Sen. Nancy Pelosi (D-CA) and Rep. Harry Reid (D-NV) at a press conference advocating the Decomcrats' nearly $800,000,000,000.00 (that's approaching $1 trillion!) Stimulus Package.
Democrats are touting this as necessary, although imperfect, to get the economy going again. Republicans tend to disparage it as inconsequential and a huge waste of government funds.
One very practical question, of course, is where is the money coming from? Our government is already in deep debt to China. And the rest of this economic business becomes foggier and foggier to figure out. We rely on "experts" of economy, who don't necessarily agree with one another. Depends to which Party one subscribes and promotes, I suppose.
Nevertheless, any Stimulus Package, any antidote to a toxic economy that is malfunctioning must always take into consideration the effects on human lives. In a very real way, at least for people of an ethical conscience, be they believers or others, the economy is meant to serve humanity, not humanity at the service of the economy.
Regardless of one's economic theory(ies) or school(s) of thought, it must never be forgotten nor forsaken that so many human beings' lives have been adversely affected -- loss of employment, loss of livelihood, loss of homes, loss of credit, loss of savings, loss of retirement, loss of businesses -- all these add up to people, especially those who are older and therefore more vulnerable, suffering through the ignominy and grief of loss.
As Franciscan friars, we stand in solidarity with all those who are struggling and who are suffering the weight of grief. Our charism, a gift of the Holy Spirit to the Church, and to the world, mediated through the person of St. Francis of Assisi, is to accompany those who are being cast aside through this economic downturn of the last half year or so.
Beginning with property speculations and the bubble that burst and all its subsidiary effects, we have seen the reality of human greed.
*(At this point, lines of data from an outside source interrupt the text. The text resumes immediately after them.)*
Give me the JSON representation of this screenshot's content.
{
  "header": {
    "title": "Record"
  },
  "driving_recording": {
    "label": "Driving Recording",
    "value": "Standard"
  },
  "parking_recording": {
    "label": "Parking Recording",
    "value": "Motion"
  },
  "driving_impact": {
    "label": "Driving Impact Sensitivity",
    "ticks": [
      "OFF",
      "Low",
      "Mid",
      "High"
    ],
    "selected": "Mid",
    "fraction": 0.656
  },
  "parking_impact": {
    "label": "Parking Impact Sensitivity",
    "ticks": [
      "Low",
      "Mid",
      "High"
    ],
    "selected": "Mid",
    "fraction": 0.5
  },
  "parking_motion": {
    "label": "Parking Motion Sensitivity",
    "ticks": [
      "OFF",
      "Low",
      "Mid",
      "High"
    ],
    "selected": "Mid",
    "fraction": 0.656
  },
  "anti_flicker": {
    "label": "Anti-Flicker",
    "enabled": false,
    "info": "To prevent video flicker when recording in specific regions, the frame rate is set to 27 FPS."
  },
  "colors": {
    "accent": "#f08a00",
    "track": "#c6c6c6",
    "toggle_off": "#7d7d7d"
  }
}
It's seamy and it's ugly. Greed has no concern for the other, for human life. It respects no one; it is completely self-centered.
Generosity, on the other hand, is life-giving, as its root suggests. St. Francis, inspired by the Gospel of Jesus Christ, wanted to be generative and so became generous. He wanted to live completely for the Lord Jesus.
Greed seduces us into the lull of self satisfaction. Generosity leads us beyond ourselves, away from the pit of self preoccupation into communion. This is what the late Pope John Paul II wrote and again what the current Holy Father, Pope Benedict XVI teaches.
Bro. Andy Brophy, OFM at St. Francis of Assisi Parish, Greenwood, MS with parishioners.
Simply put, it's Gospel! And that is life. Perhaps coming through the murkiness of this current economic situation we can learn to be generous and to advocate those values for the economy that are virtuous; those values which respect human life and the goodness of being human. remembering that the economy serves humanity, not the other way around.